(REQUIREMENT): The answer should be each line of the records that contains the word "file"; please copy them all.

(DATA SUPPLIED):
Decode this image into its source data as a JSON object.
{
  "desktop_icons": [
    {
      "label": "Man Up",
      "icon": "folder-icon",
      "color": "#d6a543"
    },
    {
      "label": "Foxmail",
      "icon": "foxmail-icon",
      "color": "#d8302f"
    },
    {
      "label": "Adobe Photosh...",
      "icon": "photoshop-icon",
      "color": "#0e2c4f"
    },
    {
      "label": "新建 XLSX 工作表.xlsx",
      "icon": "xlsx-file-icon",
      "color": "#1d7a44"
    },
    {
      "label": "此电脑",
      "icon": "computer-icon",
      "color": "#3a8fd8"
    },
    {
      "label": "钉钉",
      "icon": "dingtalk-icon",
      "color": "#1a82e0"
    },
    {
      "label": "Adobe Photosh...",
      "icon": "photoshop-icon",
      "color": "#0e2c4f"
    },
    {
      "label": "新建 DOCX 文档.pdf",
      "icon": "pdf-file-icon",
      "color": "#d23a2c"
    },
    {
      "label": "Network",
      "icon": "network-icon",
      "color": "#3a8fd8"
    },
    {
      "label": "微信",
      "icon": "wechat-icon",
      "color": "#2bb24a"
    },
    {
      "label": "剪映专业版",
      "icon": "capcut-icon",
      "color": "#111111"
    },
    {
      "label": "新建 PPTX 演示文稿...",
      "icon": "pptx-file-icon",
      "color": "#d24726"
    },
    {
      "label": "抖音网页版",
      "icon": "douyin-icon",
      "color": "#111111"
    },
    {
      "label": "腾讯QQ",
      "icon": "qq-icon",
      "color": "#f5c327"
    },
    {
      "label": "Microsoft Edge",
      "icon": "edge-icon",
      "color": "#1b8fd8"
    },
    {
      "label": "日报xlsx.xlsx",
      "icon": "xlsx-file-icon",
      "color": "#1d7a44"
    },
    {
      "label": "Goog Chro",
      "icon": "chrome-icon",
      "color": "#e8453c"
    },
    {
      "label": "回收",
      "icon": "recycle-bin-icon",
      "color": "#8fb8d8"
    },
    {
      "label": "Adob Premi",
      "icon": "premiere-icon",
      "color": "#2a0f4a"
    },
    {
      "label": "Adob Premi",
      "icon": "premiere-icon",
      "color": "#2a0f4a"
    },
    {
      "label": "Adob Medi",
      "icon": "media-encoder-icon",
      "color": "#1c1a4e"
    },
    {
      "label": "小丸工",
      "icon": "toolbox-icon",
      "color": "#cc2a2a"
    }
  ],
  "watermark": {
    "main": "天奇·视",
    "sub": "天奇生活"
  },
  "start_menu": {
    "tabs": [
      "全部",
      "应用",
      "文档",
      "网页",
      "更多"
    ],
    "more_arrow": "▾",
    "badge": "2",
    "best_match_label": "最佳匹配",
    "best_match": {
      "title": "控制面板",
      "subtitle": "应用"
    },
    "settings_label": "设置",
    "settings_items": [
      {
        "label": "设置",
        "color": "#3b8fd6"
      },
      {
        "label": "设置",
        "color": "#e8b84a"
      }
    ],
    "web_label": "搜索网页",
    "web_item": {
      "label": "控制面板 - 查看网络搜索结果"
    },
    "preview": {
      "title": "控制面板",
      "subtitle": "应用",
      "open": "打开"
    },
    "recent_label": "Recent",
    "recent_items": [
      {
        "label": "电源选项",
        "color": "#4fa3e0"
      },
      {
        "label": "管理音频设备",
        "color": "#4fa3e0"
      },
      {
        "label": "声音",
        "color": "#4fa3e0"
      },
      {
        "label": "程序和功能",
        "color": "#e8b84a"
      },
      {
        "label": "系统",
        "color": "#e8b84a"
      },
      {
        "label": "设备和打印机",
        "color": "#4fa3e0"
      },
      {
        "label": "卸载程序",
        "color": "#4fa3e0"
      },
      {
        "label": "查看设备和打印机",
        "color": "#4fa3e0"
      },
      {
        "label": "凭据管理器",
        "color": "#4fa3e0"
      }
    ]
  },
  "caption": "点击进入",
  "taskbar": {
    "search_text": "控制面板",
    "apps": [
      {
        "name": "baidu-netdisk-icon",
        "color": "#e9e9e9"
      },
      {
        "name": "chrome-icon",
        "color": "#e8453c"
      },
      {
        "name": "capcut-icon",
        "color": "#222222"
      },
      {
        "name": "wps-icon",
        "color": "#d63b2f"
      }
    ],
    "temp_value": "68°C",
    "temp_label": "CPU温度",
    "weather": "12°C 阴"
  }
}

(RESPONSE):
      "icon": "xlsx-file-icon",
      "icon": "pdf-file-icon",
      "icon": "pptx-file-icon",
      "icon": "xlsx-file-icon",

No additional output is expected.